I’ve been lucky enough to spend a few hours on the RXT-X 260, but never managed to get onboard an ‘aS’ model. The ‘aS’ standing for ‘adjustable suspension’ Sea-doo are the only manufacturer to produce personal watercrafts with suspension. They released this technology in 2009 on their RXT-iS. The ‘aS’ model is designed in mind for rough water racers, the Adjustable Suspension allows the hull to move independently off the upper deck, isolating rider and passenger from the impact of rough water, the rider has full control of the suspension dampening via the adjustable nitrogen remote reservoir into the glove box. Turn it all the way to the left and the suspension stiffens right up to becoming nearly solid, and all the way to the right and you gets an uber comfortable ride with plenty of travel, somewhere in-between you will find the perfect position for whatever conditions you find yourself in. Hitting some rough water while trying to manoeuvre around a buoy the ski feels a little unpredictable, but I am sure with some more time under your belt you would get the confidence of knowing how the ski will react. If anyone has a spare one of these skis and would like to lend it to me for the Winter Endurance Series, please let me know as I am positive the RXT-X ‘aS’ with its 260 horsepower and suspension would be very well suited for this type of events.

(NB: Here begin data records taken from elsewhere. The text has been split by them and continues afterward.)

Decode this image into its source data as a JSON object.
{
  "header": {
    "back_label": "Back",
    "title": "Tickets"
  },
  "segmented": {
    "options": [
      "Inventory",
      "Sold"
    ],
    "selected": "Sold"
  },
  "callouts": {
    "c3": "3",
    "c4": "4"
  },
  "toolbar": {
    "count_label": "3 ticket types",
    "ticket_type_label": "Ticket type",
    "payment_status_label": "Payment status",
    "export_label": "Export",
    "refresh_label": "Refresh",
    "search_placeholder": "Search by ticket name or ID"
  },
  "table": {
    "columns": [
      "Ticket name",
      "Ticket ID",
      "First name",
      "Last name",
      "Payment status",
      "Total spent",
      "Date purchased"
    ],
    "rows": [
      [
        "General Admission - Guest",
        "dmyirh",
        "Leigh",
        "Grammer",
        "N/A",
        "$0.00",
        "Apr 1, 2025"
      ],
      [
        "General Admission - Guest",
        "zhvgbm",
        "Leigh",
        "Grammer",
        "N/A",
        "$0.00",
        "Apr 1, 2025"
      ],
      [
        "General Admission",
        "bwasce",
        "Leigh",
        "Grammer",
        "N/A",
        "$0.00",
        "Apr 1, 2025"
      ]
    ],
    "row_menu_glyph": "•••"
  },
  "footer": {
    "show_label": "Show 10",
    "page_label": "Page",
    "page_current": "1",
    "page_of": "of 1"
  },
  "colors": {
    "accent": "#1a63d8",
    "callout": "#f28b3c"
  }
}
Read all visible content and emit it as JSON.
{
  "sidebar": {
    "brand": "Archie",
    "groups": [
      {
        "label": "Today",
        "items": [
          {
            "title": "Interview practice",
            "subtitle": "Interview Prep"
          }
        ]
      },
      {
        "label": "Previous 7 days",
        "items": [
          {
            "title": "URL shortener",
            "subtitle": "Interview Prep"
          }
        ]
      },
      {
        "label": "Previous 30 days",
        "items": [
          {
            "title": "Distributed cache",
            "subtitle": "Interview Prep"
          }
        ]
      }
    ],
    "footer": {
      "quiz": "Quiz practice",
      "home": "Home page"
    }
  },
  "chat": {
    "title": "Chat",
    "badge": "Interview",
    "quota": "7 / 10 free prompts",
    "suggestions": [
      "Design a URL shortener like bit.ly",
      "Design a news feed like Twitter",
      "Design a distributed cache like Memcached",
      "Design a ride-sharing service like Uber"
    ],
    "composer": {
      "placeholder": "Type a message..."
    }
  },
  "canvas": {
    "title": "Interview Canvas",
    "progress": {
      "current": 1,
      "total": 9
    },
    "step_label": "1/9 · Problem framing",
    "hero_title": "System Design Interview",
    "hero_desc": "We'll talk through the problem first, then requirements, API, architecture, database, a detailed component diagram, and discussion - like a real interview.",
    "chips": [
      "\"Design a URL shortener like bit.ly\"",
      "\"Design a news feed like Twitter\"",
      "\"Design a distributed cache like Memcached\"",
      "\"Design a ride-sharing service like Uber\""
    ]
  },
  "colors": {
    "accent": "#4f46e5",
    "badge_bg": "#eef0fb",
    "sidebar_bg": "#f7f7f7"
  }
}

By now I had run out of time so I returned the Sea-doo life vest and quickly threw on some clothes and made my way back to the airport to head home. While on the journey home I thought about the day I had just had and how well the team at Sea-doo had done to put it all together, and how lucky I was to get an invite. From what I saw Sea-doo have really got it all together with the product, their team and their dealer network. With nearly 50% market share in Australia it proves they are doing something right and leaves the other brands fighting for smaller percentages between themselves.
Information on the complete Sea-doo line up can be found here http://www.sea-doo.com/au/showroom/watercraft/all-series.aspx
A behind the scenes video.